(Collected data)
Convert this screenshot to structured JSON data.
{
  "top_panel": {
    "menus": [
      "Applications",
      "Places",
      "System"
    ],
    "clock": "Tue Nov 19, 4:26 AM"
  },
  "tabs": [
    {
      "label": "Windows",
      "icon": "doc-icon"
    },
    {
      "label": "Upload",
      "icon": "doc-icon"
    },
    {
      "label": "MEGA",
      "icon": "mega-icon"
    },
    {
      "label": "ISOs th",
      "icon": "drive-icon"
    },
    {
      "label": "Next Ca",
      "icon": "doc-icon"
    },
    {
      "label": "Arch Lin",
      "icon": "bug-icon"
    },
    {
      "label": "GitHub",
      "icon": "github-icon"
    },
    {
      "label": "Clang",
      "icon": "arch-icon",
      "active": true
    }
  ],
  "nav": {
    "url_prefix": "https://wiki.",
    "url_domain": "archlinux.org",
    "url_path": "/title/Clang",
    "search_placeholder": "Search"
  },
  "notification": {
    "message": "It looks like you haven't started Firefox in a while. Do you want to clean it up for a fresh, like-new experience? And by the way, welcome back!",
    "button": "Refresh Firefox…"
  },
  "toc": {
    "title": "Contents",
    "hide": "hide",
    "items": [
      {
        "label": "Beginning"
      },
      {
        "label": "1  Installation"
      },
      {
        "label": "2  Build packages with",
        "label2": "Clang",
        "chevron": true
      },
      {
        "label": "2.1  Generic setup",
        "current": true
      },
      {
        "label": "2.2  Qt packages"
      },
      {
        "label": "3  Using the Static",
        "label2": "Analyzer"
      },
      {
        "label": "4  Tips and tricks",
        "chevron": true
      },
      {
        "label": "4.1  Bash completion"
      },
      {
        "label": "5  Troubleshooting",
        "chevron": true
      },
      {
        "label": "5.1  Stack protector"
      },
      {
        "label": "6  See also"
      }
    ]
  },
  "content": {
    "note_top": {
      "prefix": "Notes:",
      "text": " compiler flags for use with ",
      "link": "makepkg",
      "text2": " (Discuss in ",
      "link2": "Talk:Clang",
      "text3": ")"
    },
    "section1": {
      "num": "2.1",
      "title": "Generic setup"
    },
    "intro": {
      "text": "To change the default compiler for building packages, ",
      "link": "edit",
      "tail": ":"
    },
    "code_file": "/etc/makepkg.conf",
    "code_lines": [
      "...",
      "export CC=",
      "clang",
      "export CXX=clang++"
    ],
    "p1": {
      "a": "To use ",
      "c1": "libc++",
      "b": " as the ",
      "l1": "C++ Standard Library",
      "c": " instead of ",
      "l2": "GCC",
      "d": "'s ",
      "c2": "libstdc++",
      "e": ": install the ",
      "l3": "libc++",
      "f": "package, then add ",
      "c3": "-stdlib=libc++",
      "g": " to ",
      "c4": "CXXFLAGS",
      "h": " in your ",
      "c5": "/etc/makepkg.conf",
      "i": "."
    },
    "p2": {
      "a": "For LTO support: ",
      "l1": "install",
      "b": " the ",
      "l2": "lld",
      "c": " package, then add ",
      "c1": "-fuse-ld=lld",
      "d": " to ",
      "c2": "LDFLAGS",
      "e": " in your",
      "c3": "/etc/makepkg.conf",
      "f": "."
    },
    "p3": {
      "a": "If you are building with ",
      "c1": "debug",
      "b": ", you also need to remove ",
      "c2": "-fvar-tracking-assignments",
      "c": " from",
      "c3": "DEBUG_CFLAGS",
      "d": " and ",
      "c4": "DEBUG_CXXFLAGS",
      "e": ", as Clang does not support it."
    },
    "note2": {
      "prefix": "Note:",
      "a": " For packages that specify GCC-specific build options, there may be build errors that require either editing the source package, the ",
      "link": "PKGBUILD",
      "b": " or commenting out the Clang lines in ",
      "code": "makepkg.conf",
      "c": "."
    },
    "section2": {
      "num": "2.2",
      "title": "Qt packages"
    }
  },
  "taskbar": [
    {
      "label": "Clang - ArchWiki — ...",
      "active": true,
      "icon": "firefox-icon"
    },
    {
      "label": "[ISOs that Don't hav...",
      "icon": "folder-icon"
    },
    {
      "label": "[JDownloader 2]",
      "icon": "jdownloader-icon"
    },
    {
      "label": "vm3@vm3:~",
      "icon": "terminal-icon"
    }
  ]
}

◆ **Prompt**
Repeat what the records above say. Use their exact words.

◆ **Expected output**
Convert this screenshot to structured JSON data.
{
  "top_panel": {
    "menus": [
      "Applications",
      "Places",
      "System"
    ],
    "clock": "Tue Nov 19, 4:26 AM"
  },
  "tabs": [
    {
      "label": "Windows",
      "icon": "doc-icon"
    },
    {
      "label": "Upload",
      "icon": "doc-icon"
    },
    {
      "label": "MEGA",
      "icon": "mega-icon"
    },
    {
      "label": "ISOs th",
      "icon": "drive-icon"
    },
    {
      "label": "Next Ca",
      "icon": "doc-icon"
    },
    {
      "label": "Arch Lin",
      "icon": "bug-icon"
    },
    {
      "label": "GitHub",
      "icon": "github-icon"
    },
    {
      "label": "Clang",
      "icon": "arch-icon",
      "active": true
    }
  ],
  "nav": {
    "url_prefix": "https://wiki.",
    "url_domain": "archlinux.org",
    "url_path": "/title/Clang",
    "search_placeholder": "Search"
  },
  "notification": {
    "message": "It looks like you haven't started Firefox in a while. Do you want to clean it up for a fresh, like-new experience? And by the way, welcome back!",
    "button": "Refresh Firefox…"
  },
  "toc": {
    "title": "Contents",
    "hide": "hide",
    "items": [
      {
        "label": "Beginning"
      },
      {
        "label": "1  Installation"
      },
      {
        "label": "2  Build packages with",
        "label2": "Clang",
        "chevron": true
      },
      {
        "label": "2.1  Generic setup",
        "current": true
      },
      {
        "label": "2.2  Qt packages"
      },
      {
        "label": "3  Using the Static",
        "label2": "Analyzer"
      },
      {
        "label": "4  Tips and tricks",
        "chevron": true
      },
      {
        "label": "4.1  Bash completion"
      },
      {
        "label": "5  Troubleshooting",
        "chevron": true
      },
      {
        "label": "5.1  Stack protector"
      },
      {
        "label": "6  See also"
      }
    ]
  },
  "content": {
    "note_top": {
      "prefix": "Notes:",
      "text": " compiler flags for use with ",
      "link": "makepkg",
      "text2": " (Discuss in ",
      "link2": "Talk:Clang",
      "text3": ")"
    },
    "section1": {
      "num": "2.1",
      "title": "Generic setup"
    },
    "intro": {
      "text": "To change the default compiler for building packages, ",
      "link": "edit",
      "tail": ":"
    },
    "code_file": "/etc/makepkg.conf",
    "code_lines": [
      "...",
      "export CC=",
      "clang",
      "export CXX=clang++"
    ],
    "p1": {
      "a": "To use ",
      "c1": "libc++",
      "b": " as the ",
      "l1": "C++ Standard Library",
      "c": " instead of ",
      "l2": "GCC",
      "d": "'s ",
      "c2": "libstdc++",
      "e": ": install the ",
      "l3": "libc++",
      "f": "package, then add ",
      "c3": "-stdlib=libc++",
      "g": " to ",
      "c4": "CXXFLAGS",
      "h": " in your ",
      "c5": "/etc/makepkg.conf",
      "i": "."
    },
    "p2": {
      "a": "For LTO support: ",
      "l1": "install",
      "b": " the ",
      "l2": "lld",
      "c": " package, then add ",
      "c1": "-fuse-ld=lld",
      "d": " to ",
      "c2": "LDFLAGS",
      "e": " in your",
      "c3": "/etc/makepkg.conf",
      "f": "."
    },
    "p3": {
      "a": "If you are building with ",
      "c1": "debug",
      "b": ", you also need to remove ",
      "c2": "-fvar-tracking-assignments",
      "c": " from",
      "c3": "DEBUG_CFLAGS",
      "d": " and ",
      "c4": "DEBUG_CXXFLAGS",
      "e": ", as Clang does not support it."
    },
    "note2": {
      "prefix": "Note:",
      "a": " For packages that specify GCC-specific build options, there may be build errors that require either editing the source package, the ",
      "link": "PKGBUILD",
      "b": " or commenting out the Clang lines in ",
      "code": "makepkg.conf",
      "c": "."
    },
    "section2": {
      "num": "2.2",
      "title": "Qt packages"
    }
  },
  "taskbar": [
    {
      "label": "Clang - ArchWiki — ...",
      "active": true,
      "icon": "firefox-icon"
    },
    {
      "label": "[ISOs that Don't hav...",
      "icon": "folder-icon"
    },
    {
      "label": "[JDownloader 2]",
      "icon": "jdownloader-icon"
    },
    {
      "label": "vm3@vm3:~",
      "icon": "terminal-icon"
    }
  ]
}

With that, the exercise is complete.